- _Work item_
Exactly how many lines in the data below contain the string "dartz"? Give that number and nothing else.

===== Records provided =====

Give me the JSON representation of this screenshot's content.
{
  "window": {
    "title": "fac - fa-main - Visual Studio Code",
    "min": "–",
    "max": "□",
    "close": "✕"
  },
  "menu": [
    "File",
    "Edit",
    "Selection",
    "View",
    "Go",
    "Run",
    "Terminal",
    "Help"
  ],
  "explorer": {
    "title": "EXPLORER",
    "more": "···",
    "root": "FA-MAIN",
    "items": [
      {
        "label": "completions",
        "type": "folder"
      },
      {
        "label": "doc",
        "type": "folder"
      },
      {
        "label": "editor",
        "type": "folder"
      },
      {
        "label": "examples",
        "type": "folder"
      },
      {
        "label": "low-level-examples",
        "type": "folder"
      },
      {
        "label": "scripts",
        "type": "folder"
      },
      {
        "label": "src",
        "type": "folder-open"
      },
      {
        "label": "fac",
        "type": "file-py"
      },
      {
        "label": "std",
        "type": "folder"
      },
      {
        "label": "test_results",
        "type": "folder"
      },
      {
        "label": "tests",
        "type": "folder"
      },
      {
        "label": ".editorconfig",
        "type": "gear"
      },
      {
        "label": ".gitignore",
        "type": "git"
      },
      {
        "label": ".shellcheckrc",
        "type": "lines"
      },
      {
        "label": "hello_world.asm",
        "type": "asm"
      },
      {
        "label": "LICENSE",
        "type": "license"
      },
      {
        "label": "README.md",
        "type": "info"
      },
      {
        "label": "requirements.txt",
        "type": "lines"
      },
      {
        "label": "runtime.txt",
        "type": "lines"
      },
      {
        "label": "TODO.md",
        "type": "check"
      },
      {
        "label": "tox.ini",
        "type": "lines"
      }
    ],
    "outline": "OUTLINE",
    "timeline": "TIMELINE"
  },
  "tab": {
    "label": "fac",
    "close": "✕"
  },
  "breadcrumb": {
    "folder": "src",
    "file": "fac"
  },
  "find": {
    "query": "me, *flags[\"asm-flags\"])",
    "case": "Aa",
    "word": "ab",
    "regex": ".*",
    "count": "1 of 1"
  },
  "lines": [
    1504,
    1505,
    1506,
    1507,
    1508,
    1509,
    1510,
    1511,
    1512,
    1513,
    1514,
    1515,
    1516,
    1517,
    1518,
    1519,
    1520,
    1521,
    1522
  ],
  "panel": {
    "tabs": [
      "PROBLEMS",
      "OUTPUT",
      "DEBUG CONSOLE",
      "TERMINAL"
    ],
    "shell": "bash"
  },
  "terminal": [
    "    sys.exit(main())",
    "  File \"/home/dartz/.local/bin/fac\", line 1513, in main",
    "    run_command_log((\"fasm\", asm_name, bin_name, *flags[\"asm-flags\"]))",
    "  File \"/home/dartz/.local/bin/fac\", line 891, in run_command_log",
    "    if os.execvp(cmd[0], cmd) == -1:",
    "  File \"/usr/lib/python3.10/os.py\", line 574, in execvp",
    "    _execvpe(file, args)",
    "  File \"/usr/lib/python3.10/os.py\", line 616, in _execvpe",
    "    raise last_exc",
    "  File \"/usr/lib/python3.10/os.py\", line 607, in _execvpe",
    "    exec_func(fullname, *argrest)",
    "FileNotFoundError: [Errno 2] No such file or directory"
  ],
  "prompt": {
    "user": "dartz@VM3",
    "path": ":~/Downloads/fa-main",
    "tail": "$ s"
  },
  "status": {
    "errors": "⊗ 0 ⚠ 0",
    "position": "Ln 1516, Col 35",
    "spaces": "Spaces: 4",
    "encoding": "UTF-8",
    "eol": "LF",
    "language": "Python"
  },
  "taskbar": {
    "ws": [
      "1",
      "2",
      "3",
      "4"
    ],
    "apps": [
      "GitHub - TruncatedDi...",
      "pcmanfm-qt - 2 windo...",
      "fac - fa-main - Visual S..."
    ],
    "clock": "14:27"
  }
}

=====

- _Problem solution_
3